Thanks for the response and thanks for your great blogs. I get more useful information from your blogs than any other I've read.
"The fear is the possibility of intense CPU spikes..." Understood. That could happen if a query split into many "pieces." You can control this, at a DB2 subsystem level, via the PARAMDEG parameter in ZPARM. If, for example, you set PARAMDEG to 4, that would be the maximum degree to which a query would be parallelized. Starting with DB2 10, you can also use the new catalog tables SYSQUERY and SYSQUERYOPTS to control the degree of parallelism for individual queries.Delete
You generally don't want query parallelism in an online transactional processing (OLTP) environment because parallelism, even if it were possible for queries in such programs, would likely SLOW THINGS DOWN. In an OLTP environment, queries typically involve index access, very little in the way of large-scale page scans (of either indexes or table spaces), and small result sets (singleton SELECTs are not unusual in OLTP programs). Parallelism would typically offer NO ADVANTAGE for those kinds of queries.
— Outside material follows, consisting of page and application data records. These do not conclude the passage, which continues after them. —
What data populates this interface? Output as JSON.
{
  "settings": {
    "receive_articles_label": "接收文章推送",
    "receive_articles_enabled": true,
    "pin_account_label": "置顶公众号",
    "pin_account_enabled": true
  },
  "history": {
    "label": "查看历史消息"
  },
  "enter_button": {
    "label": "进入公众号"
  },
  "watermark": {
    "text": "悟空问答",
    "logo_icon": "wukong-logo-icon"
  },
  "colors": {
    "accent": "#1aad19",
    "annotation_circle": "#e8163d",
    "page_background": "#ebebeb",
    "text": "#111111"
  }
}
Even if DB2 decided to parallelize one of the quick-running queries that typify OLTP programs (and it wouldn't, because that wouldn't make sense), the extra CPU required to spawn split queries, manage same, and merge results of the split queries would more than offset any elapsed time improvement that query parallelism might offer.
Batch jobs are precisely those for which query parallelism is often - and rightly - used. When a query in a batch job accesses data in several partitions of a partitioned table space, and scans a good number of pages in these different partitions, splitting the query can definitely improve elapsed time. Not only that, but the split queries should definitely run on zIIP engines in that case (specifically, they'd be up to 80% zIIP-offloadable). Whoever at IBM told you that parallelized queries are not likely to run on zIIP engines gave you incorrect information. You can see the zIIP execution of parallelized queries in accounting reports generated by a DB2 monitor.